My Mother's Manti Pot

Relationship: Child of im/migrant
Uzbeki manti - Source: Adobe (Licensed)
Uzbeki manti - Source: Adobe (Licensed)

 My mother makes manti at every family event, a traditionally Turkish dish that melted into the diverse culture of Uzbekistan. Manti are the centerpiece of the table and the representation of proud labor, love and respect, involving an intensive 4 hours of making several dozen individually formed large dumplings stuffed with lamb, beef or pumpkin. My mother immigrated to America from Uzbekistan in the 1990s, and as a symbol of her loving, hard working character, she brought over her 70 year old manti pot passed down to her by her grandmother, who taught her the secrets of the dish. She apprenticed in her kitchen the few times a year where the women of her family gathered to work on this dish together, community being integral to their Muslim culture. Manti would be served as a symbol of respect for guests - the smaller, the more respect they represented - and the community behind it made it even more special. To this day, thousands of miles away, she serves this dish with immense pride. She feels her community with her every time and blesses us with the secret ingredients of love and a predictable amount of salt – a lot if last time was too little, less if last time sour cream had to balance out the flavor. She considers every detail, and every time I bite into this mouthwatering dish, I know it pays off. There is a passion instilled in the dishes of my culture passed down from generation to generation and I hope to keep the tradition going as a first generation American. 

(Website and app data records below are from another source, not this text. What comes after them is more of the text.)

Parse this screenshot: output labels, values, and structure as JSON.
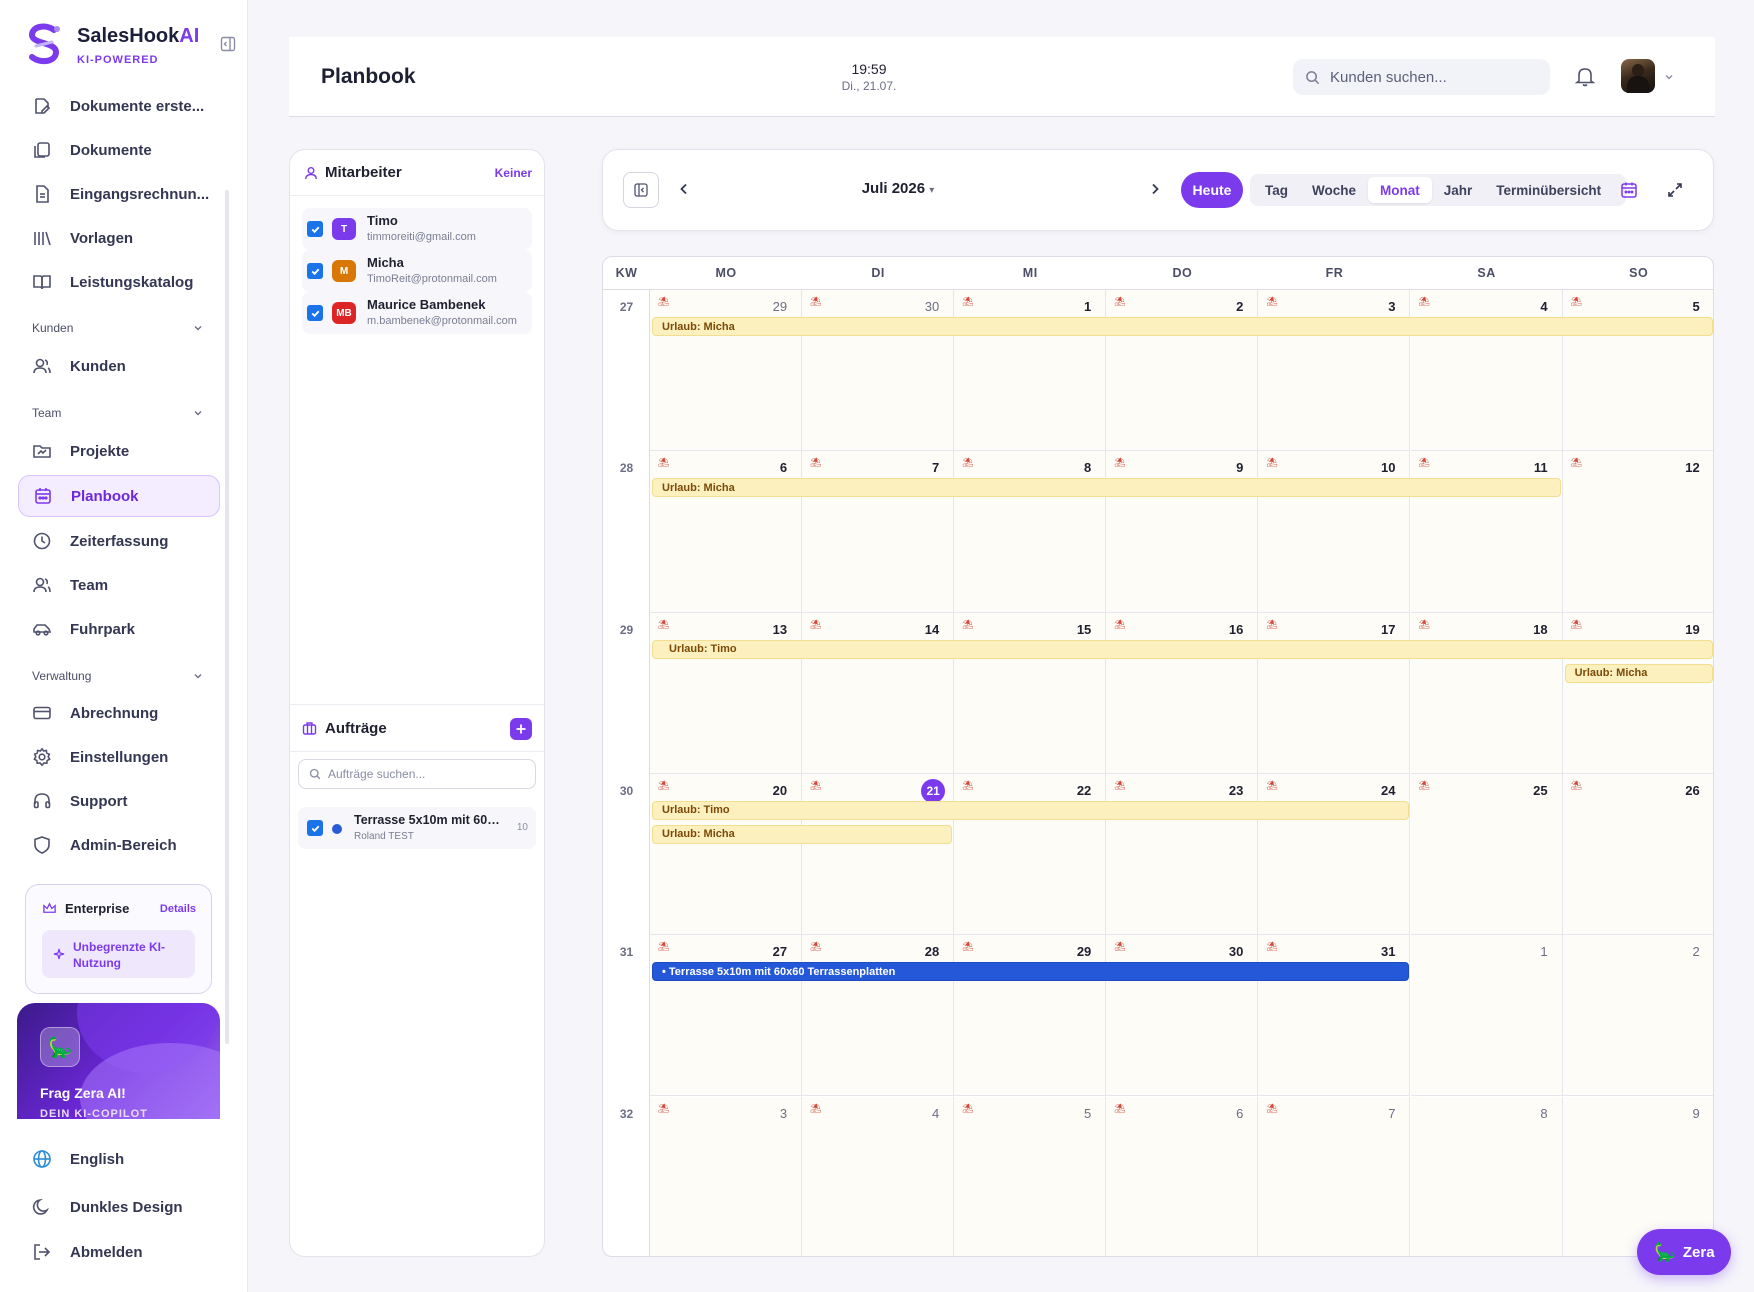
{
  "brand": {
    "name": "SalesHook",
    "name_suffix": "AI",
    "tagline": "KI-POWERED"
  },
  "sidebar": {
    "items": [
      {
        "label": "Dokumente erste...",
        "icon": "document-pen-icon"
      },
      {
        "label": "Dokumente",
        "icon": "documents-icon"
      },
      {
        "label": "Eingangsrechnun...",
        "icon": "invoice-icon"
      },
      {
        "label": "Vorlagen",
        "icon": "library-icon"
      },
      {
        "label": "Leistungskatalog",
        "icon": "book-icon"
      }
    ],
    "sections": {
      "kunden": {
        "label": "Kunden",
        "items": [
          {
            "label": "Kunden",
            "icon": "users-icon"
          }
        ]
      },
      "team": {
        "label": "Team",
        "items": [
          {
            "label": "Projekte",
            "icon": "folder-icon"
          },
          {
            "label": "Planbook",
            "icon": "calendar-icon",
            "active": true
          },
          {
            "label": "Zeiterfassung",
            "icon": "clock-icon"
          },
          {
            "label": "Team",
            "icon": "users-icon"
          },
          {
            "label": "Fuhrpark",
            "icon": "car-icon"
          }
        ]
      },
      "verwaltung": {
        "label": "Verwaltung",
        "items": [
          {
            "label": "Abrechnung",
            "icon": "credit-card-icon"
          },
          {
            "label": "Einstellungen",
            "icon": "gear-icon"
          },
          {
            "label": "Support",
            "icon": "headset-icon"
          },
          {
            "label": "Admin-Bereich",
            "icon": "shield-icon"
          }
        ]
      }
    },
    "plan": {
      "name": "Enterprise",
      "details": "Details",
      "feature": "Unbegrenzte KI-Nutzung"
    },
    "zera_card": {
      "title": "Frag Zera AI!",
      "subtitle": "DEIN KI-COPILOT"
    },
    "bottom": {
      "language": "English",
      "theme": "Dunkles Design",
      "logout": "Abmelden"
    }
  },
  "header": {
    "title": "Planbook",
    "time": "19:59",
    "date": "Di., 21.07.",
    "search_placeholder": "Kunden suchen..."
  },
  "employees": {
    "title": "Mitarbeiter",
    "clear_label": "Keiner",
    "list": [
      {
        "initials": "T",
        "name": "Timo",
        "email": "timmoreiti@gmail.com",
        "color": "#7c3aed",
        "checked": true
      },
      {
        "initials": "M",
        "name": "Micha",
        "email": "TimoReit@protonmail.com",
        "color": "#d97706",
        "checked": true
      },
      {
        "initials": "MB",
        "name": "Maurice Bambenek",
        "email": "m.bambenek@protonmail.com",
        "color": "#dc2626",
        "checked": true
      }
    ]
  },
  "orders": {
    "title": "Aufträge",
    "search_placeholder": "Aufträge suchen...",
    "list": [
      {
        "name": "Terrasse 5x10m mit 60x...",
        "client": "Roland TEST",
        "count": "10",
        "color": "#2a5bd7",
        "checked": true
      }
    ]
  },
  "toolbar": {
    "month_label": "Juli 2026",
    "today_label": "Heute",
    "views": [
      "Tag",
      "Woche",
      "Monat",
      "Jahr",
      "Terminübersicht"
    ],
    "active_view": "Monat"
  },
  "calendar": {
    "kw_label": "KW",
    "weekdays": [
      "MO",
      "DI",
      "MI",
      "DO",
      "FR",
      "SA",
      "SO"
    ],
    "weeks": [
      {
        "kw": "27",
        "days": [
          "29",
          "30",
          "1",
          "2",
          "3",
          "4",
          "5"
        ],
        "other": [
          true,
          true,
          false,
          false,
          false,
          false,
          false
        ]
      },
      {
        "kw": "28",
        "days": [
          "6",
          "7",
          "8",
          "9",
          "10",
          "11",
          "12"
        ],
        "other": [
          false,
          false,
          false,
          false,
          false,
          false,
          false
        ]
      },
      {
        "kw": "29",
        "days": [
          "13",
          "14",
          "15",
          "16",
          "17",
          "18",
          "19"
        ],
        "other": [
          false,
          false,
          false,
          false,
          false,
          false,
          false
        ]
      },
      {
        "kw": "30",
        "days": [
          "20",
          "21",
          "22",
          "23",
          "24",
          "25",
          "26"
        ],
        "other": [
          false,
          false,
          false,
          false,
          false,
          false,
          false
        ]
      },
      {
        "kw": "31",
        "days": [
          "27",
          "28",
          "29",
          "30",
          "31",
          "1",
          "2"
        ],
        "other": [
          false,
          false,
          false,
          false,
          false,
          true,
          true
        ]
      },
      {
        "kw": "32",
        "days": [
          "3",
          "4",
          "5",
          "6",
          "7",
          "8",
          "9"
        ],
        "other": [
          true,
          true,
          true,
          true,
          true,
          true,
          true
        ]
      }
    ],
    "today": {
      "week": 3,
      "day": 1
    },
    "events": [
      {
        "label": "Urlaub: Micha",
        "type": "vacation",
        "week": 0,
        "start": 0,
        "end": 6,
        "lane": 0
      },
      {
        "label": "Urlaub: Micha",
        "type": "vacation",
        "week": 1,
        "start": 0,
        "end": 5,
        "lane": 0
      },
      {
        "label": "Urlaub: Timo",
        "type": "vacation",
        "week": 2,
        "start": 0,
        "end": 6,
        "lane": 0
      },
      {
        "label": "Urlaub: Micha",
        "type": "vacation",
        "week": 2,
        "start": 6,
        "end": 6,
        "lane": 1
      },
      {
        "label": "Urlaub: Timo",
        "type": "vacation",
        "week": 3,
        "start": 0,
        "end": 4,
        "lane": 0
      },
      {
        "label": "Urlaub: Micha",
        "type": "vacation",
        "week": 3,
        "start": 0,
        "end": 1,
        "lane": 1
      },
      {
        "label": "• Terrasse 5x10m mit 60x60 Terrassenplatten",
        "type": "job",
        "week": 4,
        "start": 0,
        "end": 4,
        "lane": 0
      }
    ]
  },
  "fab": {
    "label": "Zera"
  }
}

Place(s): Uzbekistan

– Max Kurant

Relationship:  Child of im/migrant Child of im/migrant